An appreciation and understanding of human cultural diversity is one of the hallmarks of contemporary anthropology, and although we do not require it, we strongly urge our majors to study abroad and to learn a foreign language. We make every effort to accommodate difficult schedules and often are able to count coursework taken abroad as part of the major. Students should begin planning early in their careers for study abroad in order to assure that they will be able to complete all institutional requirements as well as study abroad in four years. First year is not too early!
The anthropology department currently sponsors two field schools for which students receive course credit: an archaeological field school in the Midwest and an ethnographic field school in Jamaica.
• Midwest: An archaeological field school also is available to students interested in archaeology of the United States.
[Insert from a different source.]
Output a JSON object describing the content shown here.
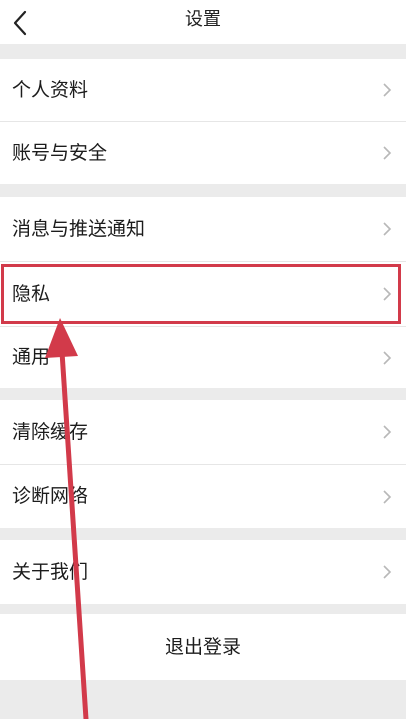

Based around the investigation of a prehistoric site, Shannon Fie instructs students on methods commonly used in U.S. archaeology, including site mapping, survey, excavation, and basic artifact analysis.
• Jamaica: Lisa Anderson-Levy directs this cultural anthropology program, which runs after the spring semester in alternating years. This field school is structured as three courses: a preparatory ½ unit in the spring semester before going to Jamaica, one unit during the three weeks students are in Jamaica, and ½ unit in the fall semester for students to write up their research.
The field schools are contingent on student enrollment. Therefore, students interested in a field school should contact the faculty member early in the academic year before the summer in which they plan to enroll.